Since there is no conclusive test that connects the presence of strep to OCD, vocal detractors like Dr. Roger Kurlan compare PANDAS diagnoses to the false correlation between vaccinations and autism. Complicating matters further, strep infection is a common childhood occurrence, and some may carry the bacteria without showing signs of illness. This means children may begin to exhibit PANDAS symptoms weeks after they "had strep." Others may stop showing signs of illness when treated with antibiotics, though the bacteria remains.
Thus, doctors were hesitant to diagnose Nichols' son.
"They were very apprehensive about even believing in the diagnosis. It’s not something they were even going to entertain," she said.
"I made like 10 copies of that JCAP," Nichols said. "I copied it and I handed it to everybody - the ER doctors, the anesthesiologist, the hospitalist, the neurologist, infectious disease, residents. I handed it out to everybody, and once they began to read it, and seeing my kid's symptoms and seeing their relation to every single one of the symptoms of PANDAS syndrome, I think that they kind of realized that ... he fit every one perfectly."
"This journal is like their key to happiness," Pohlman said.
Many parents who have trouble finding PANDAS treatment in their region "drain their bank accounts and they fly to
Stanford or they fly to Georgetown or they fly to Chicago" to see experts, she said. Rather than traveling long distances to visit specialists, Pohlman hopes parents who print out the JCAP and present it to their local practitioners will raise awareness and thus find treatment closer to home.
Unfortunately, according to Pohlman, finding PANDAS treatment in the tri-state area of Pennsylvania, New Jersey and New York is notoriously difficult.
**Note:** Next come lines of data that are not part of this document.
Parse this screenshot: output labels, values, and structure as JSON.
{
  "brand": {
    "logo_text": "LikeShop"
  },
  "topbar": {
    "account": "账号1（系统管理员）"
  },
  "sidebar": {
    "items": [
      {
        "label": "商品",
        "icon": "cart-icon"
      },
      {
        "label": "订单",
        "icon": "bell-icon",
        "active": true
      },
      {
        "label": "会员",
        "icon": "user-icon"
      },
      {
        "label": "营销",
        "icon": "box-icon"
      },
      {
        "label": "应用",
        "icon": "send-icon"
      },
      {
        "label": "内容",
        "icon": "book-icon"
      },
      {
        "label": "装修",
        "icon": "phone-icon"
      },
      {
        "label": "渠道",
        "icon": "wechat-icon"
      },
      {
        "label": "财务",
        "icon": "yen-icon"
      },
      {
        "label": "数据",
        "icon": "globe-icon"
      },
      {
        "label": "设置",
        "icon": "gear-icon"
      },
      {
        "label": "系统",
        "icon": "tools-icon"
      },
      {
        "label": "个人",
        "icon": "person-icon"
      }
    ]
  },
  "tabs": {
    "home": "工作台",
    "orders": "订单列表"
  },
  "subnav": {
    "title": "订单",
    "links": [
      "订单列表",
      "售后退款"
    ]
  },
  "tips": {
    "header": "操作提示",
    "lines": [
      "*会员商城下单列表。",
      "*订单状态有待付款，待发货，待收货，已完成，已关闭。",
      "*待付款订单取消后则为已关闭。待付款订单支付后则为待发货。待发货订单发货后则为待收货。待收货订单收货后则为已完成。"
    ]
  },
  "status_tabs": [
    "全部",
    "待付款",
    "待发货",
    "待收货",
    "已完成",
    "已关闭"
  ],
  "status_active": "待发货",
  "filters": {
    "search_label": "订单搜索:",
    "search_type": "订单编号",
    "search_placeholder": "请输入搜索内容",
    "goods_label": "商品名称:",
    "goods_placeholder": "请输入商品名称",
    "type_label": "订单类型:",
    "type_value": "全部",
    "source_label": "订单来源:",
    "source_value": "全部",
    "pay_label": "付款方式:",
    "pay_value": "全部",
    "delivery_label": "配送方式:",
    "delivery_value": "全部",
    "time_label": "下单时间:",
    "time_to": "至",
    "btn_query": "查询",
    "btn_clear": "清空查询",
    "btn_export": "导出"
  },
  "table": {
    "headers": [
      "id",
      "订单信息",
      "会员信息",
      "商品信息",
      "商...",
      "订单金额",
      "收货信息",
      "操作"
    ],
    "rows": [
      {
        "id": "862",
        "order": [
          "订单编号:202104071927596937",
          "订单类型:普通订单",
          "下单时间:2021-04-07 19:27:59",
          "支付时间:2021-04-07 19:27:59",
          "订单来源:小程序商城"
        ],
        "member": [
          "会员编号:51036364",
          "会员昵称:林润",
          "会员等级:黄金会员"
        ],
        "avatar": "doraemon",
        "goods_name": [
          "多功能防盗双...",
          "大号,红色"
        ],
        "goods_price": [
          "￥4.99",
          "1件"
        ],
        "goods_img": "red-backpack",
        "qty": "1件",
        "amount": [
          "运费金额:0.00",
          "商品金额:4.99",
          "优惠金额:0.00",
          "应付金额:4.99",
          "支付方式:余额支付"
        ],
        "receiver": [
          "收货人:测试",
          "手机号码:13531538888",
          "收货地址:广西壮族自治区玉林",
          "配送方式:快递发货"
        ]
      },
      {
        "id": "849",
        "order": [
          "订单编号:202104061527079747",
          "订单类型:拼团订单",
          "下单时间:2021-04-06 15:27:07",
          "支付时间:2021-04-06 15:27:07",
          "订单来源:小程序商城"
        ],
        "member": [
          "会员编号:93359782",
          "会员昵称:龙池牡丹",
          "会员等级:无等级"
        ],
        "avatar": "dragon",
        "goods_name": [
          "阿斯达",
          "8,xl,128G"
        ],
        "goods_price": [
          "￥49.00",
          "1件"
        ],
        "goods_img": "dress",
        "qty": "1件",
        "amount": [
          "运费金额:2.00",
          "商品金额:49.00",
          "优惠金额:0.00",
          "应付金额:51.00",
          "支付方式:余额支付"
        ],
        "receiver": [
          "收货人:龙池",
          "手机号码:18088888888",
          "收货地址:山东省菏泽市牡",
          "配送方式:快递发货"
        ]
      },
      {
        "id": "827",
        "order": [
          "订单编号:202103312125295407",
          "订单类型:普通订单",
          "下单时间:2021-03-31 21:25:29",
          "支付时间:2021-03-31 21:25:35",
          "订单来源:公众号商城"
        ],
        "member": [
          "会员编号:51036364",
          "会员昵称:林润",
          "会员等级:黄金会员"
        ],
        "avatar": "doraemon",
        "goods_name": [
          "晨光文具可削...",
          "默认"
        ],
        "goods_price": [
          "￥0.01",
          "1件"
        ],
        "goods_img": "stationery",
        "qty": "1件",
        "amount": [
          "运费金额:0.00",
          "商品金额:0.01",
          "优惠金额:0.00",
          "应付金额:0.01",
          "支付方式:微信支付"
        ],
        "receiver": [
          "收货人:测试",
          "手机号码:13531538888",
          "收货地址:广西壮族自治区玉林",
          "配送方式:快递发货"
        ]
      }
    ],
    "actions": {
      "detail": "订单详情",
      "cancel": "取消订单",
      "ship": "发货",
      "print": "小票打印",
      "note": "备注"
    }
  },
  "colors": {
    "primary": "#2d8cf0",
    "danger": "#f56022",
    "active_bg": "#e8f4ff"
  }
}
Dr. Rosario Trifiletti, a child neurologist in Ramsey, New Jersey, who specializes in PANDAS, agreed, saying he regularly fields patients from our area.
"I’m getting a lot of patients that have to drive two hours to see me up in North Jersey," he said, citing cases from Philadelphia, Trenton, Camden and South Jersey.
A representative for the Children's Hospital of Philadelphia, widely regarded as a top-tier institution, said they did not have anyone available to speak on the topic of PANDAS and did not respond for comment when asked whether they even treat PANDAS/PANS.
At a hospital an hour and a half away from her home, Nichols and her son were able to make some progress.
"I was able to kind of talk them into treating him for it. It actually worked out well," she said.
Parents should look to Nichols' example when struggling to find treatment in our area, especially since the eradication of an active or occult strep infection with antibiotics can relieve PANDAS symptoms in many patients.
Trifiletti advises parents who think their children may have PANDAS to follow their instincts.
"If they don’t really believe what the pediatrician is saying, be skeptical and use the Internet and get other opinions from parents who have similar symptoms," he said.
After her experience, Nichols agrees.
"[Parents] have to advocate for their children, because if we as parents don't, no one else will, and advocating for your child, standing up for your child, pushing for the right diagnosis and treatment for your child doesn't make you a nuisance. It makes you a good and loving parent," she said.